Most media coverage about the Ukraine-related sanctions against Russia has focused on the decision to blacklist prominent Russian officials, but the more pressing issue for many U.S. exporters is the significant move by the U.S. government to stop issuing export licenses for dual-use and defense items to Russia, says Alexandra Lopez-Casero of Nixon Peabody LLP.
Some predict "connected cars" will generate revenue of more than $25 billion in 2014 and more than $130 billion in 2019. But before automakers, mobile app developers and others in the connected car ecosystem can cash in, legislators and regulators have difficult data privacy issues to address, says Nancy Libin, a partner at Wilkinson Barker Knauer LLP and former chief privacy and civil liberties officer of the U.S. Department of Justice.
The Commodity Futures Trading Commission and the Federal Energy Regulatory Commission recently signed two long-awaited memoranda of understanding, the lower-profile information-sharing one, which provides FERC with “large trader data” in the CFTC’s possession, being the more significant. Regulators achieved a significant victory by including surveillance purposes in the memo — it was a long time coming and provides FERC with a potent tool for surveilling the natural gas and power markets, say attorneys at Norton Rose Fulbright.
Though the antitrust agencies’ recent policy statement on cybersecurity information-sharing is consistent with prior guidance, it is significant.
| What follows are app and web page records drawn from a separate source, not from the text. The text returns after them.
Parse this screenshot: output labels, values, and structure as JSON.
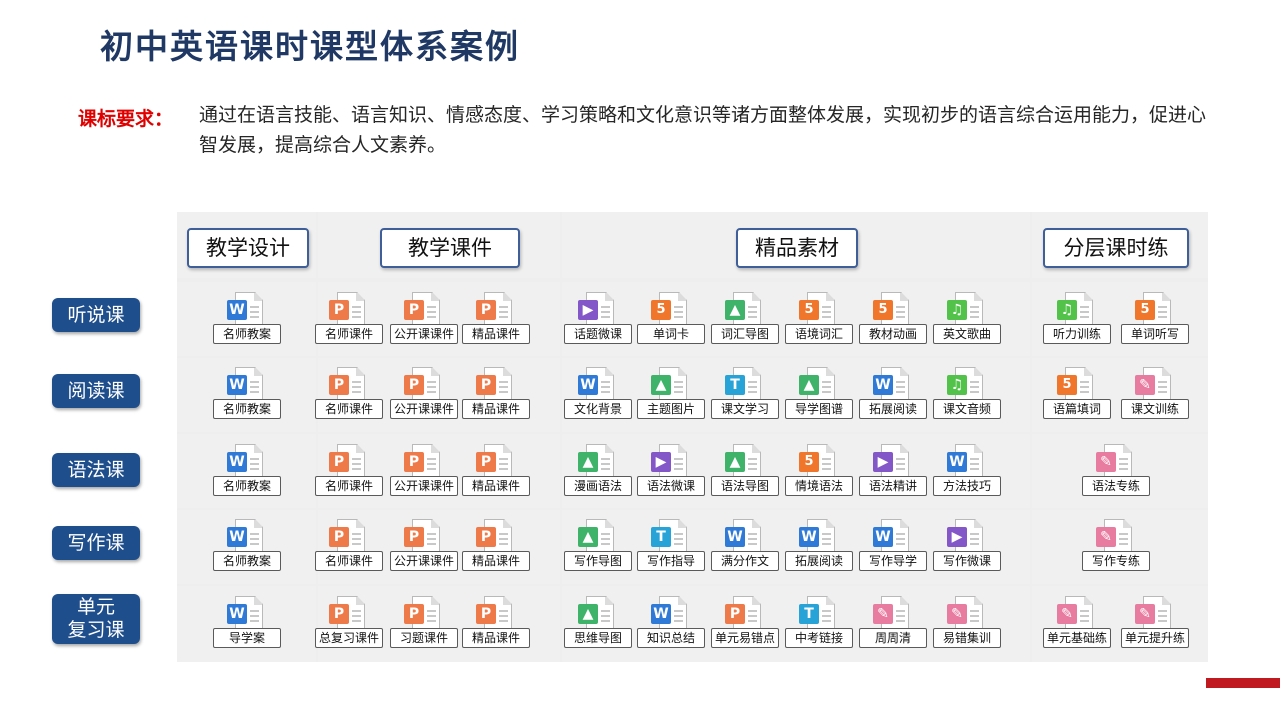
{
  "title": "初中英语课时课型体系案例",
  "requirement": {
    "label": "课标要求：",
    "text": "通过在语言技能、语言知识、情感态度、学习策略和文化意识等诸方面整体发展，实现初步的语言综合运用能力，促进心智发展，提高综合人文素养。"
  },
  "columns": [
    "教学设计",
    "教学课件",
    "精品素材",
    "分层课时练"
  ],
  "rows": [
    {
      "label": "听说课",
      "design": [
        {
          "label": "名师教案",
          "icon": "word-doc-icon"
        }
      ],
      "courseware": [
        {
          "label": "名师课件",
          "icon": "ppt-doc-icon"
        },
        {
          "label": "公开课课件",
          "icon": "ppt-doc-icon"
        },
        {
          "label": "精品课件",
          "icon": "ppt-doc-icon"
        }
      ],
      "materials": [
        {
          "label": "话题微课",
          "icon": "video-doc-icon"
        },
        {
          "label": "单词卡",
          "icon": "html5-doc-icon"
        },
        {
          "label": "词汇导图",
          "icon": "image-doc-icon"
        },
        {
          "label": "语境词汇",
          "icon": "html5-doc-icon"
        },
        {
          "label": "教材动画",
          "icon": "html5-doc-icon"
        },
        {
          "label": "英文歌曲",
          "icon": "music-doc-icon"
        }
      ],
      "exercises": [
        {
          "label": "听力训练",
          "icon": "music-doc-icon"
        },
        {
          "label": "单词听写",
          "icon": "html5-doc-icon"
        }
      ]
    },
    {
      "label": "阅读课",
      "design": [
        {
          "label": "名师教案",
          "icon": "word-doc-icon"
        }
      ],
      "courseware": [
        {
          "label": "名师课件",
          "icon": "ppt-doc-icon"
        },
        {
          "label": "公开课课件",
          "icon": "ppt-doc-icon"
        },
        {
          "label": "精品课件",
          "icon": "ppt-doc-icon"
        }
      ],
      "materials": [
        {
          "label": "文化背景",
          "icon": "word-doc-icon"
        },
        {
          "label": "主题图片",
          "icon": "image-doc-icon"
        },
        {
          "label": "课文学习",
          "icon": "text-doc-icon"
        },
        {
          "label": "导学图谱",
          "icon": "image-doc-icon"
        },
        {
          "label": "拓展阅读",
          "icon": "word-doc-icon"
        },
        {
          "label": "课文音频",
          "icon": "music-doc-icon"
        }
      ],
      "exercises": [
        {
          "label": "语篇填词",
          "icon": "html5-doc-icon"
        },
        {
          "label": "课文训练",
          "icon": "pen-doc-icon"
        }
      ]
    },
    {
      "label": "语法课",
      "design": [
        {
          "label": "名师教案",
          "icon": "word-doc-icon"
        }
      ],
      "courseware": [
        {
          "label": "名师课件",
          "icon": "ppt-doc-icon"
        },
        {
          "label": "公开课课件",
          "icon": "ppt-doc-icon"
        },
        {
          "label": "精品课件",
          "icon": "ppt-doc-icon"
        }
      ],
      "materials": [
        {
          "label": "漫画语法",
          "icon": "image-doc-icon"
        },
        {
          "label": "语法微课",
          "icon": "video-doc-icon"
        },
        {
          "label": "语法导图",
          "icon": "image-doc-icon"
        },
        {
          "label": "情境语法",
          "icon": "html5-doc-icon"
        },
        {
          "label": "语法精讲",
          "icon": "video-doc-icon"
        },
        {
          "label": "方法技巧",
          "icon": "word-doc-icon"
        }
      ],
      "exercises": [
        {
          "label": "语法专练",
          "icon": "pen-doc-icon"
        }
      ]
    },
    {
      "label": "写作课",
      "design": [
        {
          "label": "名师教案",
          "icon": "word-doc-icon"
        }
      ],
      "courseware": [
        {
          "label": "名师课件",
          "icon": "ppt-doc-icon"
        },
        {
          "label": "公开课课件",
          "icon": "ppt-doc-icon"
        },
        {
          "label": "精品课件",
          "icon": "ppt-doc-icon"
        }
      ],
      "materials": [
        {
          "label": "写作导图",
          "icon": "image-doc-icon"
        },
        {
          "label": "写作指导",
          "icon": "text-doc-icon"
        },
        {
          "label": "满分作文",
          "icon": "word-doc-icon"
        },
        {
          "label": "拓展阅读",
          "icon": "word-doc-icon"
        },
        {
          "label": "写作导学",
          "icon": "word-doc-icon"
        },
        {
          "label": "写作微课",
          "icon": "video-doc-icon"
        }
      ],
      "exercises": [
        {
          "label": "写作专练",
          "icon": "pen-doc-icon"
        }
      ]
    },
    {
      "label": "单元\n复习课",
      "label_lines": [
        "单元",
        "复习课"
      ],
      "design": [
        {
          "label": "导学案",
          "icon": "word-doc-icon"
        }
      ],
      "courseware": [
        {
          "label": "总复习课件",
          "icon": "ppt-doc-icon"
        },
        {
          "label": "习题课件",
          "icon": "ppt-doc-icon"
        },
        {
          "label": "精品课件",
          "icon": "ppt-doc-icon"
        }
      ],
      "materials": [
        {
          "label": "思维导图",
          "icon": "image-doc-icon"
        },
        {
          "label": "知识总结",
          "icon": "word-doc-icon"
        },
        {
          "label": "单元易错点",
          "icon": "ppt-doc-icon"
        },
        {
          "label": "中考链接",
          "icon": "text-doc-icon"
        },
        {
          "label": "周周清",
          "icon": "pen-doc-icon"
        },
        {
          "label": "易错集训",
          "icon": "pen-doc-icon"
        }
      ],
      "exercises": [
        {
          "label": "单元基础练",
          "icon": "pen-doc-icon"
        },
        {
          "label": "单元提升练",
          "icon": "pen-doc-icon"
        }
      ]
    }
  ],
  "icon_glyphs": {
    "word-doc-icon": "W",
    "ppt-doc-icon": "P",
    "html5-doc-icon": "5",
    "image-doc-icon": "▲",
    "video-doc-icon": "▶",
    "text-doc-icon": "T",
    "music-doc-icon": "♫",
    "pen-doc-icon": "✎"
  },
  "colors": {
    "title": "#1f3864",
    "requirement_label": "#e00000",
    "row_label_bg": "#1f4e8c",
    "accent_bar": "#c0191f"
  }
}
It is not likely that cybersecurity legislation will become law anytime soon, and this statement responds to industry’s concerns by clearly establishing that properly designed and executed cyberthreat information-sharing does not raise antitrust concerns, say Jamillia Padua Ferris and Paul Tiao of Hunton & Williams LLP.
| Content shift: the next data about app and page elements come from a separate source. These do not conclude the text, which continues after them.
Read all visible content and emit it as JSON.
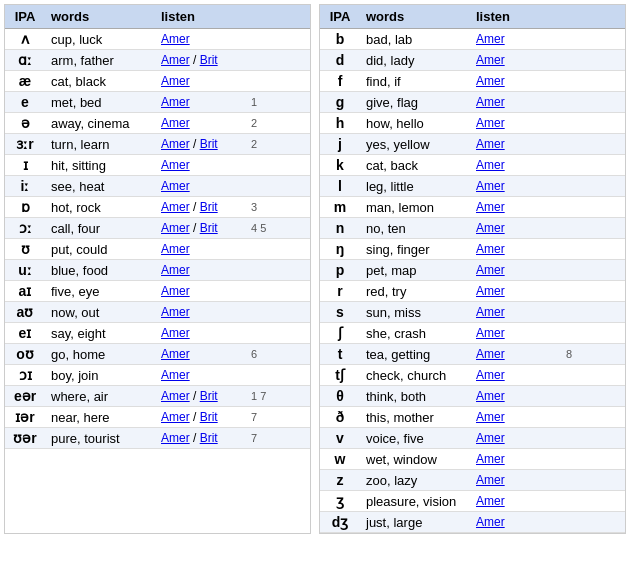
{
  "leftTable": {
    "headers": [
      "IPA",
      "words",
      "listen"
    ],
    "rows": [
      {
        "ipa": "ʌ",
        "words": "cup, luck",
        "amer": "Amer",
        "brit": null,
        "notes": ""
      },
      {
        "ipa": "ɑː",
        "words": "arm, father",
        "amer": "Amer",
        "brit": "Brit",
        "notes": ""
      },
      {
        "ipa": "æ",
        "words": "cat, black",
        "amer": "Amer",
        "brit": null,
        "notes": ""
      },
      {
        "ipa": "e",
        "words": "met, bed",
        "amer": "Amer",
        "brit": null,
        "notes": "1"
      },
      {
        "ipa": "ə",
        "words": "away, cinema",
        "amer": "Amer",
        "brit": null,
        "notes": "2"
      },
      {
        "ipa": "ɜːr",
        "words": "turn, learn",
        "amer": "Amer",
        "brit": "Brit",
        "notes": "2"
      },
      {
        "ipa": "ɪ",
        "words": "hit, sitting",
        "amer": "Amer",
        "brit": null,
        "notes": ""
      },
      {
        "ipa": "iː",
        "words": "see, heat",
        "amer": "Amer",
        "brit": null,
        "notes": ""
      },
      {
        "ipa": "ɒ",
        "words": "hot, rock",
        "amer": "Amer",
        "brit": "Brit",
        "notes": "3"
      },
      {
        "ipa": "ɔː",
        "words": "call, four",
        "amer": "Amer",
        "brit": "Brit",
        "notes": "4 5"
      },
      {
        "ipa": "ʊ",
        "words": "put, could",
        "amer": "Amer",
        "brit": null,
        "notes": ""
      },
      {
        "ipa": "uː",
        "words": "blue, food",
        "amer": "Amer",
        "brit": null,
        "notes": ""
      },
      {
        "ipa": "aɪ",
        "words": "five, eye",
        "amer": "Amer",
        "brit": null,
        "notes": ""
      },
      {
        "ipa": "aʊ",
        "words": "now, out",
        "amer": "Amer",
        "brit": null,
        "notes": ""
      },
      {
        "ipa": "eɪ",
        "words": "say, eight",
        "amer": "Amer",
        "brit": null,
        "notes": ""
      },
      {
        "ipa": "oʊ",
        "words": "go, home",
        "amer": "Amer",
        "brit": null,
        "notes": "6"
      },
      {
        "ipa": "ɔɪ",
        "words": "boy, join",
        "amer": "Amer",
        "brit": null,
        "notes": ""
      },
      {
        "ipa": "eər",
        "words": "where, air",
        "amer": "Amer",
        "brit": "Brit",
        "notes": "1 7"
      },
      {
        "ipa": "ɪər",
        "words": "near, here",
        "amer": "Amer",
        "brit": "Brit",
        "notes": "7"
      },
      {
        "ipa": "ʊər",
        "words": "pure, tourist",
        "amer": "Amer",
        "brit": "Brit",
        "notes": "7"
      }
    ]
  },
  "rightTable": {
    "headers": [
      "IPA",
      "words",
      "listen"
    ],
    "rows": [
      {
        "ipa": "b",
        "words": "bad, lab",
        "amer": "Amer",
        "brit": null,
        "notes": ""
      },
      {
        "ipa": "d",
        "words": "did, lady",
        "amer": "Amer",
        "brit": null,
        "notes": ""
      },
      {
        "ipa": "f",
        "words": "find, if",
        "amer": "Amer",
        "brit": null,
        "notes": ""
      },
      {
        "ipa": "g",
        "words": "give, flag",
        "amer": "Amer",
        "brit": null,
        "notes": ""
      },
      {
        "ipa": "h",
        "words": "how, hello",
        "amer": "Amer",
        "brit": null,
        "notes": ""
      },
      {
        "ipa": "j",
        "words": "yes, yellow",
        "amer": "Amer",
        "brit": null,
        "notes": ""
      },
      {
        "ipa": "k",
        "words": "cat, back",
        "amer": "Amer",
        "brit": null,
        "notes": ""
      },
      {
        "ipa": "l",
        "words": "leg, little",
        "amer": "Amer",
        "brit": null,
        "notes": ""
      },
      {
        "ipa": "m",
        "words": "man, lemon",
        "amer": "Amer",
        "brit": null,
        "notes": ""
      },
      {
        "ipa": "n",
        "words": "no, ten",
        "amer": "Amer",
        "brit": null,
        "notes": ""
      },
      {
        "ipa": "ŋ",
        "words": "sing, finger",
        "amer": "Amer",
        "brit": null,
        "notes": ""
      },
      {
        "ipa": "p",
        "words": "pet, map",
        "amer": "Amer",
        "brit": null,
        "notes": ""
      },
      {
        "ipa": "r",
        "words": "red, try",
        "amer": "Amer",
        "brit": null,
        "notes": ""
      },
      {
        "ipa": "s",
        "words": "sun, miss",
        "amer": "Amer",
        "brit": null,
        "notes": ""
      },
      {
        "ipa": "ʃ",
        "words": "she, crash",
        "amer": "Amer",
        "brit": null,
        "notes": ""
      },
      {
        "ipa": "t",
        "words": "tea, getting",
        "amer": "Amer",
        "brit": null,
        "notes": "8"
      },
      {
        "ipa": "tʃ",
        "words": "check, church",
        "amer": "Amer",
        "brit": null,
        "notes": ""
      },
      {
        "ipa": "θ",
        "words": "think, both",
        "amer": "Amer",
        "brit": null,
        "notes": ""
      },
      {
        "ipa": "ð",
        "words": "this, mother",
        "amer": "Amer",
        "brit": null,
        "notes": ""
      },
      {
        "ipa": "v",
        "words": "voice, five",
        "amer": "Amer",
        "brit": null,
        "notes": ""
      },
      {
        "ipa": "w",
        "words": "wet, window",
        "amer": "Amer",
        "brit": null,
        "notes": ""
      },
      {
        "ipa": "z",
        "words": "zoo, lazy",
        "amer": "Amer",
        "brit": null,
        "notes": ""
      },
      {
        "ipa": "ʒ",
        "words": "pleasure, vision",
        "amer": "Amer",
        "brit": null,
        "notes": ""
      },
      {
        "ipa": "dʒ",
        "words": "just, large",
        "amer": "Amer",
        "brit": null,
        "notes": ""
      }
    ]
  },
  "labels": {
    "ipa": "IPA",
    "words": "words",
    "listen": "listen",
    "amer": "Amer",
    "brit": "Brit",
    "separator": " / "
  }
}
Among the most significant changes being made to the Russian Civil Code is the introduction of the security trustee concept, which will strengthen syndicated lending and asset-backed security structures involving Russian collateral, and will bring the Russian legal system into harmony with the most developed legal systems in the world in this area, says Alexey Kukharev of Orrick Herrington & Sutcliffe LLP.
Gasoline sulfur levels have dropped up to 90 percent from the U.S. Environmental Protection Agency’s Tier 2 Gasoline Sulfur Program, and the EPA's recently issued notice for the Tier 3 Program will further reduce gasoline sulfur content. However, it does not take much for a refinery to exceed the 10 ppm sulfur standard, and a stronger incentive may exist for refiners to generate and bank credits for their own future use, say Laura Riese and Brenna Finn of Davis Graham & Stubbs LLP.
More than two years after Gov. Jerry Brown and the California Legislature dissolved the state's 400-plus redevelopment agencies, the governor has begun addressing their replacement by proposing to revise and expand the use of infrastructure financing districts. The proposal, however, appears to be only a small step toward “Redevelopment 2.0,” with many expressing concerns that the new tax-increment financing tools may not be as effective as redevelopment, says Laurie Gustafson of Sedgwick LLP.
California's SB 4 requires the state's Division of Oil, Gas & Geothermal Resources to develop a permitting scheme to regulate the use of well-stimulation practices, including hydraulic fracturing. However, the division's interim regulations have created more problems than they've solved and established a de facto moratorium that the state Legislature and governor rejected in 2013, say Michael Mills and Chelsea Huffman of Stoel Rives LLP.